| Given records |
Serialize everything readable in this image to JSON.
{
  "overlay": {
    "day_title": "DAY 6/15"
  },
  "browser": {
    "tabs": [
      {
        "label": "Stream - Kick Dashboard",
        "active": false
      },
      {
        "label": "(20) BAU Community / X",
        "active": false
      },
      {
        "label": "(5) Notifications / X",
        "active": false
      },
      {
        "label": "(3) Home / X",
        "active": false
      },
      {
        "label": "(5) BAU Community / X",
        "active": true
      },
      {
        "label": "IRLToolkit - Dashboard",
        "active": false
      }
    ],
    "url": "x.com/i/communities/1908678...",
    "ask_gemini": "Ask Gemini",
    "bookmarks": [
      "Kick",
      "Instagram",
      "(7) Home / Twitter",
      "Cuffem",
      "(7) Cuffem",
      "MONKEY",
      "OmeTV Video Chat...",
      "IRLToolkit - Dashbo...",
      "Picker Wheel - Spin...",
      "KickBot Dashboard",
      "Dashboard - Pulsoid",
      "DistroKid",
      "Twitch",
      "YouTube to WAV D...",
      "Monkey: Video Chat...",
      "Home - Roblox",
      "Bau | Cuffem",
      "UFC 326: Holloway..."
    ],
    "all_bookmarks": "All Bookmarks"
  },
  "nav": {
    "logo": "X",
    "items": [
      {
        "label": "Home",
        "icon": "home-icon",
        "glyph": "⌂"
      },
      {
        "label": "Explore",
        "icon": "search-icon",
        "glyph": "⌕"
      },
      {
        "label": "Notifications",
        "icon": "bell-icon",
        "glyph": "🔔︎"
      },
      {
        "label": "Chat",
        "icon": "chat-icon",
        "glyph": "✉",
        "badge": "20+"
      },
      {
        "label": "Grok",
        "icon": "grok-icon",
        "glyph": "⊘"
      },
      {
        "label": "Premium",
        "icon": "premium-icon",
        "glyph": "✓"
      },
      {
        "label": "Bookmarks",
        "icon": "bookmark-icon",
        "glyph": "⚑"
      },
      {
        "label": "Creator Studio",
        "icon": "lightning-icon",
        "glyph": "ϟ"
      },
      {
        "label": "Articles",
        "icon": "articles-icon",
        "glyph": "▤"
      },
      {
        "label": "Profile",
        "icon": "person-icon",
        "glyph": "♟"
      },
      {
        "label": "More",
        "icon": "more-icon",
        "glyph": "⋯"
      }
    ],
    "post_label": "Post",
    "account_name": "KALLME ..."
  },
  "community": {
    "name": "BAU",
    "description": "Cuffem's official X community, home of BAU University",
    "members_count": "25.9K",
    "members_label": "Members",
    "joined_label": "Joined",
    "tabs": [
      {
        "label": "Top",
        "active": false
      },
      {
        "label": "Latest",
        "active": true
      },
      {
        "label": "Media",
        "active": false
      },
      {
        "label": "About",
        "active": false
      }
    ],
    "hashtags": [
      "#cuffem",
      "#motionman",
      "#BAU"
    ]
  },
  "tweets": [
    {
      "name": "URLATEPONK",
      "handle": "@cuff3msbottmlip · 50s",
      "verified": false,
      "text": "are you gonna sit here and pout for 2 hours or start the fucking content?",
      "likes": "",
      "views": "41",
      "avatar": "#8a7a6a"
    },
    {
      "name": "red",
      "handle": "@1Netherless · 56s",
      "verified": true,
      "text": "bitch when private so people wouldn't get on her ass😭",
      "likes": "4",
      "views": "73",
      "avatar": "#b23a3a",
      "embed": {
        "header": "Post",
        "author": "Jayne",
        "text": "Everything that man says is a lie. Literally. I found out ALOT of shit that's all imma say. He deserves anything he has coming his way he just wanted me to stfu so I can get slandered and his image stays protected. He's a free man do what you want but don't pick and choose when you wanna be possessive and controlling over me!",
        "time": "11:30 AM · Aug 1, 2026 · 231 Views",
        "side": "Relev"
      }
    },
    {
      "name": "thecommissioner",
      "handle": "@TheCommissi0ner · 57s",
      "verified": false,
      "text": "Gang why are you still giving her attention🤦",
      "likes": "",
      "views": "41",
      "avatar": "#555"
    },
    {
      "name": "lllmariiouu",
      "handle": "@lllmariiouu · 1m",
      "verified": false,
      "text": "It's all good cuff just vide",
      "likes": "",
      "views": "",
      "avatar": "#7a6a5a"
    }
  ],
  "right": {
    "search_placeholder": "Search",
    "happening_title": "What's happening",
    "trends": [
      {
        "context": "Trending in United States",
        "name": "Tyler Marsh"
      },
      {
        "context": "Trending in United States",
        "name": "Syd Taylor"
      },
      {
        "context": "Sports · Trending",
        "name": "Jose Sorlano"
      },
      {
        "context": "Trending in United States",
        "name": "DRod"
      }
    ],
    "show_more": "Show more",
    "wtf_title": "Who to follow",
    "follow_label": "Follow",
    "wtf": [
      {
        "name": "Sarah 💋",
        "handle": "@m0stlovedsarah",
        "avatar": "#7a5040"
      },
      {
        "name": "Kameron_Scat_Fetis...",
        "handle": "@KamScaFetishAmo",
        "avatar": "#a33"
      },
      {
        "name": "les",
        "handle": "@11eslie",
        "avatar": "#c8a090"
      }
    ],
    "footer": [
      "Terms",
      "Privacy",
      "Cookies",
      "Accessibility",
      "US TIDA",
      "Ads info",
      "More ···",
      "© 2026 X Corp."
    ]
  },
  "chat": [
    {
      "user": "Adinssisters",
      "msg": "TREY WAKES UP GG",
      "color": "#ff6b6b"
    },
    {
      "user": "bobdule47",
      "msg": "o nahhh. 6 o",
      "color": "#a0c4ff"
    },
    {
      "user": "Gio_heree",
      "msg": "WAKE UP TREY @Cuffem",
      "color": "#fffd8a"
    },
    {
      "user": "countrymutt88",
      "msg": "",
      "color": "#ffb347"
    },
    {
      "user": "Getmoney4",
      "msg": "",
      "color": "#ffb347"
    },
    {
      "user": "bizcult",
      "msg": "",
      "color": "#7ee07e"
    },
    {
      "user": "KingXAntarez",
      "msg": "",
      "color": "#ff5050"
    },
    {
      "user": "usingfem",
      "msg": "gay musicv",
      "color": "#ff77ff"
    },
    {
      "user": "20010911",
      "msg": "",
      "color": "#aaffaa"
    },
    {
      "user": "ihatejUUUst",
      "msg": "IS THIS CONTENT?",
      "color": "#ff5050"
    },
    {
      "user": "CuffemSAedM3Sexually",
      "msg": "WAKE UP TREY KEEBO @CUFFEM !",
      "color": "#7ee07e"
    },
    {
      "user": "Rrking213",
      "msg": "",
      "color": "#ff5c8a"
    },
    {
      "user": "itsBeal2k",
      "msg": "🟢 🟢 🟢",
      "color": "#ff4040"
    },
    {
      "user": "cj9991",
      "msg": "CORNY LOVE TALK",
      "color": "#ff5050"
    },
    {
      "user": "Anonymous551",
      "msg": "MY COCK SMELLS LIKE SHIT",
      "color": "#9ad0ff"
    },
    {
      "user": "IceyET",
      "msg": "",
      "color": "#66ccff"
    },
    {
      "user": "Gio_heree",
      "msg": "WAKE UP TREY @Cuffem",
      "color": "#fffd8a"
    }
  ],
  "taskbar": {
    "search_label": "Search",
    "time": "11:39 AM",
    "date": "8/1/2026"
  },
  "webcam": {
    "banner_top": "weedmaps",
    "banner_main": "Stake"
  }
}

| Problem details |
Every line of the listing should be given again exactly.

| Solution for this problem |
Serialize everything readable in this image to JSON.
{
  "overlay": {
    "day_title": "DAY 6/15"
  },
  "browser": {
    "tabs": [
      {
        "label": "Stream - Kick Dashboard",
        "active": false
      },
      {
        "label": "(20) BAU Community / X",
        "active": false
      },
      {
        "label": "(5) Notifications / X",
        "active": false
      },
      {
        "label": "(3) Home / X",
        "active": false
      },
      {
        "label": "(5) BAU Community / X",
        "active": true
      },
      {
        "label": "IRLToolkit - Dashboard",
        "active": false
      }
    ],
    "url": "x.com/i/communities/1908678...",
    "ask_gemini": "Ask Gemini",
    "bookmarks": [
      "Kick",
      "Instagram",
      "(7) Home / Twitter",
      "Cuffem",
      "(7) Cuffem",
      "MONKEY",
      "OmeTV Video Chat...",
      "IRLToolkit - Dashbo...",
      "Picker Wheel - Spin...",
      "KickBot Dashboard",
      "Dashboard - Pulsoid",
      "DistroKid",
      "Twitch",
      "YouTube to WAV D...",
      "Monkey: Video Chat...",
      "Home - Roblox",
      "Bau | Cuffem",
      "UFC 326: Holloway..."
    ],
    "all_bookmarks": "All Bookmarks"
  },
  "nav": {
    "logo": "X",
    "items": [
      {
        "label": "Home",
        "icon": "home-icon",
        "glyph": "⌂"
      },
      {
        "label": "Explore",
        "icon": "search-icon",
        "glyph": "⌕"
      },
      {
        "label": "Notifications",
        "icon": "bell-icon",
        "glyph": "🔔︎"
      },
      {
        "label": "Chat",
        "icon": "chat-icon",
        "glyph": "✉",
        "badge": "20+"
      },
      {
        "label": "Grok",
        "icon": "grok-icon",
        "glyph": "⊘"
      },
      {
        "label": "Premium",
        "icon": "premium-icon",
        "glyph": "✓"
      },
      {
        "label": "Bookmarks",
        "icon": "bookmark-icon",
        "glyph": "⚑"
      },
      {
        "label": "Creator Studio",
        "icon": "lightning-icon",
        "glyph": "ϟ"
      },
      {
        "label": "Articles",
        "icon": "articles-icon",
        "glyph": "▤"
      },
      {
        "label": "Profile",
        "icon": "person-icon",
        "glyph": "♟"
      },
      {
        "label": "More",
        "icon": "more-icon",
        "glyph": "⋯"
      }
    ],
    "post_label": "Post",
    "account_name": "KALLME ..."
  },
  "community": {
    "name": "BAU",
    "description": "Cuffem's official X community, home of BAU University",
    "members_count": "25.9K",
    "members_label": "Members",
    "joined_label": "Joined",
    "tabs": [
      {
        "label": "Top",
        "active": false
      },
      {
        "label": "Latest",
        "active": true
      },
      {
        "label": "Media",
        "active": false
      },
      {
        "label": "About",
        "active": false
      }
    ],
    "hashtags": [
      "#cuffem",
      "#motionman",
      "#BAU"
    ]
  },
  "tweets": [
    {
      "name": "URLATEPONK",
      "handle": "@cuff3msbottmlip · 50s",
      "verified": false,
      "text": "are you gonna sit here and pout for 2 hours or start the fucking content?",
      "likes": "",
      "views": "41",
      "avatar": "#8a7a6a"
    },
    {
      "name": "red",
      "handle": "@1Netherless · 56s",
      "verified": true,
      "text": "bitch when private so people wouldn't get on her ass😭",
      "likes": "4",
      "views": "73",
      "avatar": "#b23a3a",
      "embed": {
        "header": "Post",
        "author": "Jayne",
        "text": "Everything that man says is a lie. Literally. I found out ALOT of shit that's all imma say. He deserves anything he has coming his way he just wanted me to stfu so I can get slandered and his image stays protected. He's a free man do what you want but don't pick and choose when you wanna be possessive and controlling over me!",
        "time": "11:30 AM · Aug 1, 2026 · 231 Views",
        "side": "Relev"
      }
    },
    {
      "name": "thecommissioner",
      "handle": "@TheCommissi0ner · 57s",
      "verified": false,
      "text": "Gang why are you still giving her attention🤦",
      "likes": "",
      "views": "41",
      "avatar": "#555"
    },
    {
      "name": "lllmariiouu",
      "handle": "@lllmariiouu · 1m",
      "verified": false,
      "text": "It's all good cuff just vide",
      "likes": "",
      "views": "",
      "avatar": "#7a6a5a"
    }
  ],
  "right": {
    "search_placeholder": "Search",
    "happening_title": "What's happening",
    "trends": [
      {
        "context": "Trending in United States",
        "name": "Tyler Marsh"
      },
      {
        "context": "Trending in United States",
        "name": "Syd Taylor"
      },
      {
        "context": "Sports · Trending",
        "name": "Jose Sorlano"
      },
      {
        "context": "Trending in United States",
        "name": "DRod"
      }
    ],
    "show_more": "Show more",
    "wtf_title": "Who to follow",
    "follow_label": "Follow",
    "wtf": [
      {
        "name": "Sarah 💋",
        "handle": "@m0stlovedsarah",
        "avatar": "#7a5040"
      },
      {
        "name": "Kameron_Scat_Fetis...",
        "handle": "@KamScaFetishAmo",
        "avatar": "#a33"
      },
      {
        "name": "les",
        "handle": "@11eslie",
        "avatar": "#c8a090"
      }
    ],
    "footer": [
      "Terms",
      "Privacy",
      "Cookies",
      "Accessibility",
      "US TIDA",
      "Ads info",
      "More ···",
      "© 2026 X Corp."
    ]
  },
  "chat": [
    {
      "user": "Adinssisters",
      "msg": "TREY WAKES UP GG",
      "color": "#ff6b6b"
    },
    {
      "user": "bobdule47",
      "msg": "o nahhh. 6 o",
      "color": "#a0c4ff"
    },
    {
      "user": "Gio_heree",
      "msg": "WAKE UP TREY @Cuffem",
      "color": "#fffd8a"
    },
    {
      "user": "countrymutt88",
      "msg": "",
      "color": "#ffb347"
    },
    {
      "user": "Getmoney4",
      "msg": "",
      "color": "#ffb347"
    },
    {
      "user": "bizcult",
      "msg": "",
      "color": "#7ee07e"
    },
    {
      "user": "KingXAntarez",
      "msg": "",
      "color": "#ff5050"
    },
    {
      "user": "usingfem",
      "msg": "gay musicv",
      "color": "#ff77ff"
    },
    {
      "user": "20010911",
      "msg": "",
      "color": "#aaffaa"
    },
    {
      "user": "ihatejUUUst",
      "msg": "IS THIS CONTENT?",
      "color": "#ff5050"
    },
    {
      "user": "CuffemSAedM3Sexually",
      "msg": "WAKE UP TREY KEEBO @CUFFEM !",
      "color": "#7ee07e"
    },
    {
      "user": "Rrking213",
      "msg": "",
      "color": "#ff5c8a"
    },
    {
      "user": "itsBeal2k",
      "msg": "🟢 🟢 🟢",
      "color": "#ff4040"
    },
    {
      "user": "cj9991",
      "msg": "CORNY LOVE TALK",
      "color": "#ff5050"
    },
    {
      "user": "Anonymous551",
      "msg": "MY COCK SMELLS LIKE SHIT",
      "color": "#9ad0ff"
    },
    {
      "user": "IceyET",
      "msg": "",
      "color": "#66ccff"
    },
    {
      "user": "Gio_heree",
      "msg": "WAKE UP TREY @Cuffem",
      "color": "#fffd8a"
    }
  ],
  "taskbar": {
    "search_label": "Search",
    "time": "11:39 AM",
    "date": "8/1/2026"
  },
  "webcam": {
    "banner_top": "weedmaps",
    "banner_main": "Stake"
  }
}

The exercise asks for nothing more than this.